The paper aims to describe a recently completed research project on the use of statistical quality control (SQC) methods in the context of food and drinks manufacturing. It discusses issues surrounding the successful uptake of such methods, including organisational motivation, possible application, costs and benefits, critical success factors and the central importance of prerequisite statistical thinking (ST). A three stage, mixed methods approach was adopted, incorporating surveys augmented by case studies and key informant interviews with industry managers and providers of relevant industry training. All data were combined to produce the final model. The paper finds that SQC methods are of relevance in the industry, providing the process is appropriate and management have a basic awareness of the fundamentals of ST. Certain organisational and external factors were found to progressively reduce the effectiveness with which such methods are introduced and sustained. The paper ends with discussion of an original model, developed from the research, which illustrates the "filters" that tend to reduce the effectiveness with which methods are used in the industry, with a discussion of how each can be overcome. The research in this paper is focused on the European food manufacturing and legislative context, and predominantly UK. Low survey response rates numbers necessitated a nonparametric approach to survey analysis.The paper shows that the filters model is of generic applicability and interest to current and future managers, and to other researchers in this area. The paper addresses the "how to" of SQC, and examines an industry where there is not yet widespread literature on the benefits of SQC methods. It presents an original model of the barriers to effective use of statistical methods within a process knowledge and improvement cycle.
|Number of pages||22|

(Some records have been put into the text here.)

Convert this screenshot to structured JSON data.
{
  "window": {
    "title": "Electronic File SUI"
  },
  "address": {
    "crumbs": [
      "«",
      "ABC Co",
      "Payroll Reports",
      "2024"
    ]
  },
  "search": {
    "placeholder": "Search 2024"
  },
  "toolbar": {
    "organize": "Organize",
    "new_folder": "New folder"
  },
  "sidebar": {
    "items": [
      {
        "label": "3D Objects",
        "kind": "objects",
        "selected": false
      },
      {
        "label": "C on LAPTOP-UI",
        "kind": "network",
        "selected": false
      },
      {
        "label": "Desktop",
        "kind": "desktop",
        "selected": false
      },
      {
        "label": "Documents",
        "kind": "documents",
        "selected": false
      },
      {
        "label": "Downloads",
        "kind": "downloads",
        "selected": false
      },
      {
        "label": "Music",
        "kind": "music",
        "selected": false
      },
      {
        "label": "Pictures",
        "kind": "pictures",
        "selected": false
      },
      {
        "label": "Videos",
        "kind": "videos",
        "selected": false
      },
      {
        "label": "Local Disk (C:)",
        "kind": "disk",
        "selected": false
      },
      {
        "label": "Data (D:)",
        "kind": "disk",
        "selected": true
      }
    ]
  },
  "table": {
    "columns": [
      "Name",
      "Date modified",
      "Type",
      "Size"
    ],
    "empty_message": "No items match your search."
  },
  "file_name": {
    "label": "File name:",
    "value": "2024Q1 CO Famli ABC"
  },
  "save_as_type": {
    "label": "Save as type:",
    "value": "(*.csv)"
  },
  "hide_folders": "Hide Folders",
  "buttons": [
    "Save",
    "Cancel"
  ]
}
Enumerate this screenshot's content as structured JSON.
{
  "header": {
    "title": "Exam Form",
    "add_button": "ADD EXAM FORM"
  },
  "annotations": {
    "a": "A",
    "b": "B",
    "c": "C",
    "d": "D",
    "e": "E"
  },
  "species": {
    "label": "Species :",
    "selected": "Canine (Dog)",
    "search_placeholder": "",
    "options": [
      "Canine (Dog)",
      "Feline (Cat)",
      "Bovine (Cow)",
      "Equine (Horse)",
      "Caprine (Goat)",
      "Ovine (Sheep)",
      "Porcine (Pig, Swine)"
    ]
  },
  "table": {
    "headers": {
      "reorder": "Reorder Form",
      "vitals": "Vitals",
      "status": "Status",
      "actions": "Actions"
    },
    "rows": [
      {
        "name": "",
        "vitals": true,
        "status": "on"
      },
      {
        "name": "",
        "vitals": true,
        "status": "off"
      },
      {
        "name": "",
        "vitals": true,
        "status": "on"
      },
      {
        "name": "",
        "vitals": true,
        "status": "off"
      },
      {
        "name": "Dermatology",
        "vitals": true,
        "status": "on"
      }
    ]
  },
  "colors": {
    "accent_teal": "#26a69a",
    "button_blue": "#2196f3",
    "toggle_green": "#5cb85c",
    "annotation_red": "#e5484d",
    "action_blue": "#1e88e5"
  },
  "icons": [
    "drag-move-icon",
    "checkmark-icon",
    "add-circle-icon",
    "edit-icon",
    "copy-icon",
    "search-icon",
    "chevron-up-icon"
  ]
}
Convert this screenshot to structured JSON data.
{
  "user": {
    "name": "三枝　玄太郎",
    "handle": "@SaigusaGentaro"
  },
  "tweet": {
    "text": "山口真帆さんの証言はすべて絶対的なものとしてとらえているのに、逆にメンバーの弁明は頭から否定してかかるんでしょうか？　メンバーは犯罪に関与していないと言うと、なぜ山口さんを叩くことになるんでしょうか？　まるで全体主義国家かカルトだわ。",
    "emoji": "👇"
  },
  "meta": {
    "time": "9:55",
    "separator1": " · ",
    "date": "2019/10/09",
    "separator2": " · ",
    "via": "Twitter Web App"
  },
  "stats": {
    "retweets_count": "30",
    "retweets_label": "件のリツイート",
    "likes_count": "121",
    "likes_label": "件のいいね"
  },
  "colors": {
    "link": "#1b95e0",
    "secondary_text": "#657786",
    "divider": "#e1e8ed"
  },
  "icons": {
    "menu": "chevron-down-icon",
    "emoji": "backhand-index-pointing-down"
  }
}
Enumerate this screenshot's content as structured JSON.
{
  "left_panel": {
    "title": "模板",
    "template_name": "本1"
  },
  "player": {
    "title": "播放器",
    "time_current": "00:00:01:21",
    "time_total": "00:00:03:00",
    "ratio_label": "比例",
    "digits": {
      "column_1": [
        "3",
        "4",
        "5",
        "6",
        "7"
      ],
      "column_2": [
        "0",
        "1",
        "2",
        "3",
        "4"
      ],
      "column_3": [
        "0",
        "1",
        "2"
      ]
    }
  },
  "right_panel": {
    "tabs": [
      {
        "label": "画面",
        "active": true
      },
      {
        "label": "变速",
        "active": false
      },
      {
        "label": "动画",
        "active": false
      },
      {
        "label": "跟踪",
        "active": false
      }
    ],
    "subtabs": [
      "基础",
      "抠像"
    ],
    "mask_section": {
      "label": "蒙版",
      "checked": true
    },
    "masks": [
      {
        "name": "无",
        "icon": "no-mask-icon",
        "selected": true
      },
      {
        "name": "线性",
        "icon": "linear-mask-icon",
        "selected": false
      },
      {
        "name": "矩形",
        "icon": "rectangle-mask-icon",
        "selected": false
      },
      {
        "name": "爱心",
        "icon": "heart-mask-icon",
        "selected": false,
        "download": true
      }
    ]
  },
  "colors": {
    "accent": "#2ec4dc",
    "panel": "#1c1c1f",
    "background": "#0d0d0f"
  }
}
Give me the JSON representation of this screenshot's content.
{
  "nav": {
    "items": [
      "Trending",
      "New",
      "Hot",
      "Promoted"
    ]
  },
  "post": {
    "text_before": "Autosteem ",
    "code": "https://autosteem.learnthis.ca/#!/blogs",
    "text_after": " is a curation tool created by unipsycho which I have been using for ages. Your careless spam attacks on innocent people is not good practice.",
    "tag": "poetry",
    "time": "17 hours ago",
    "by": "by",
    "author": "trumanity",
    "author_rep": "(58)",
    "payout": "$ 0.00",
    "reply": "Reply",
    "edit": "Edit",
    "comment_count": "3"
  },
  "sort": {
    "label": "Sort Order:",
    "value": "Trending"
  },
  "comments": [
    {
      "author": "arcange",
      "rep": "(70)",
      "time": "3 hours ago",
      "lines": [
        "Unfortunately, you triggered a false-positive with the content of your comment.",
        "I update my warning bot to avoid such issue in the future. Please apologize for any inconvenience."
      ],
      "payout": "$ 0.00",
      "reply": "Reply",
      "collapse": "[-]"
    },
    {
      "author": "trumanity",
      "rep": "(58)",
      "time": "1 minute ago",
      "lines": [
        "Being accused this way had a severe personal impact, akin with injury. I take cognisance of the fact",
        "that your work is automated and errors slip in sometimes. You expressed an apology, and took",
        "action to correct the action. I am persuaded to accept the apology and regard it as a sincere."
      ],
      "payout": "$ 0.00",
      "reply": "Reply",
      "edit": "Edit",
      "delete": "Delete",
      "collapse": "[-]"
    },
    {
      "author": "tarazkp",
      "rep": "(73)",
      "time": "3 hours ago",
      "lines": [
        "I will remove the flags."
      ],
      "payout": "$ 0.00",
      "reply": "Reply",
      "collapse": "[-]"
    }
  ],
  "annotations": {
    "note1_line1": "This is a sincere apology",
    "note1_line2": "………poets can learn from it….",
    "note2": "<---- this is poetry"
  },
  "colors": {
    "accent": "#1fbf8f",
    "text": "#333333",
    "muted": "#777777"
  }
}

|Journal||International Journal of Quality and Reliability Management|
|Publication status||Published - 2007|
- food industry
- Stastical Quality Control